My work is autobiographical, stems from my position as a black woman marking space, and responds to the travails of my ancestors. I have a multidisciplinary visual art practice based on an interpretive exhibit design and architecture career spanning more than three decades. I tell stories using quotidian objects such as felt-lined bulletin boards, clothing, hair, handmade paper, timecards, and text.
My background encompasses the critical examination of visual culture. As an artist, I record, interpret, and make aware the complexities in which humans exist and affect their social surroundings. As an architect and designer I creatively solve problems related to the structural systems within virtual and built environments. My visual art making practice is a combination of past professional disciplines, present lived experiences, and the cache of contemporary and historic research accumulated.
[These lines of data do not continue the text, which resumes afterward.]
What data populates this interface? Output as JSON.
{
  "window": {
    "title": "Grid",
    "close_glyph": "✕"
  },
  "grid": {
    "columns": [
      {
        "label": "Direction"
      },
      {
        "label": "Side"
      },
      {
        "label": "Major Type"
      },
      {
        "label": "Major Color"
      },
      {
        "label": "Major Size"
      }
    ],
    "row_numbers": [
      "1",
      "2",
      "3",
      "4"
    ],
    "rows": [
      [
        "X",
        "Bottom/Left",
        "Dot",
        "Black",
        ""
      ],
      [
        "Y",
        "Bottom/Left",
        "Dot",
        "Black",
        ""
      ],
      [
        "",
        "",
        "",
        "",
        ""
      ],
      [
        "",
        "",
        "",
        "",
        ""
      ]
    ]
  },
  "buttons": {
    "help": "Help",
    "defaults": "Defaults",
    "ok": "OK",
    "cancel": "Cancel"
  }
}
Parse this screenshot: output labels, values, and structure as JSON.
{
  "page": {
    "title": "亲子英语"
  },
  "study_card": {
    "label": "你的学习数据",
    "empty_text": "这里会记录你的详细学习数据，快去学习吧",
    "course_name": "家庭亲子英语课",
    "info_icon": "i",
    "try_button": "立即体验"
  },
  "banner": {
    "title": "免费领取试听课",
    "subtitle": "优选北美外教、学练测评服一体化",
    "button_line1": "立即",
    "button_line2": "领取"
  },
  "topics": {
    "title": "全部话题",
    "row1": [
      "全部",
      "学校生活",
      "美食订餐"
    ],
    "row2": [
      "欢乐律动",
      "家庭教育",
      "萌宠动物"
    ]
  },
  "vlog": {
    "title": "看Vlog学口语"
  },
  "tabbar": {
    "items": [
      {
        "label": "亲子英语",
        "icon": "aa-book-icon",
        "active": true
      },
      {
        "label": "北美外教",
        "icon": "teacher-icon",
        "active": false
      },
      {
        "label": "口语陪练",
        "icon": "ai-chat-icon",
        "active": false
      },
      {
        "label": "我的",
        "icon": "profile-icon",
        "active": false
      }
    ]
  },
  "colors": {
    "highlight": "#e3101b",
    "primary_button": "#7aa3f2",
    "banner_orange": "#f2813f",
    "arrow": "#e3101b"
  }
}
My initial and ongoing project—The Burden of Invisibility—is the physical manifestation of my evolution from designer to visual artist, as well as a reaction to the world around me.
My artwork is also grounded in the belief that studying visual culture is a transformative experience. As an emerging cultural producer with a social justice practice, my goal is to engage audiences who may benefit from the ways visual culture incites the imagination to see the world differently, and eventually empowers and provides them the agency to creatively contribute to it.
Felt bulletin board panel, plastic letters, aluminum frame. Quantity of four. 16x20” each.
813 hand-printed letterpress time cards on black paper, black foil stamping, white foil stamping, blue ink, silver ink.
4 x 11” each, placed in a grid.
Natural and synthetic hair, faux fur, bling stickers, clothing, shoes, Behr paint samples.
Felt, cotton, white embroidery thread
3” x various lengths.
Nine captioned and framed photocopies, hand-cut vinyl letters. 12x18” each (framed size).